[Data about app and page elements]

+---+

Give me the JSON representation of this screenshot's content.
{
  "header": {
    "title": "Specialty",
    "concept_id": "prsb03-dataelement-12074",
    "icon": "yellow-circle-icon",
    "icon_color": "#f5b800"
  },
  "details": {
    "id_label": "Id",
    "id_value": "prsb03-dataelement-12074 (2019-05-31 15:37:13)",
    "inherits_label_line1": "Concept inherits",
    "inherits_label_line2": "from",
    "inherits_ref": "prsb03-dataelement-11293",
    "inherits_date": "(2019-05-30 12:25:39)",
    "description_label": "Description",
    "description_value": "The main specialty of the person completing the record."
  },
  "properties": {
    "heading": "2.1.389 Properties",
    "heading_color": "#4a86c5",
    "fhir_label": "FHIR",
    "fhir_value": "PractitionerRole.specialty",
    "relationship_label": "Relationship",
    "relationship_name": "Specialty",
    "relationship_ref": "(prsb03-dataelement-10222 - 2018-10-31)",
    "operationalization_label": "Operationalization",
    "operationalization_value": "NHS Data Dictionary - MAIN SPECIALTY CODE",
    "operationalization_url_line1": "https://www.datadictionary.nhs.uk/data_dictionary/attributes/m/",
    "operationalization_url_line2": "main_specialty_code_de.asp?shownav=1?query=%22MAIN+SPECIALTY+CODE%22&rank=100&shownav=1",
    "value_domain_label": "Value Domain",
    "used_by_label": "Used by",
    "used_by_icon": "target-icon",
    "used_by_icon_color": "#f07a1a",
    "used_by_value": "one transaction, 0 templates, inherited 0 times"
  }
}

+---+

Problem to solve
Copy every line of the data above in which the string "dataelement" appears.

Answer to this task
    "concept_id": "prsb03-dataelement-12074",
    "id_value": "prsb03-dataelement-12074 (2019-05-31 15:37:13)",
    "inherits_ref": "prsb03-dataelement-11293",
    "relationship_ref": "(prsb03-dataelement-10222 - 2018-10-31)",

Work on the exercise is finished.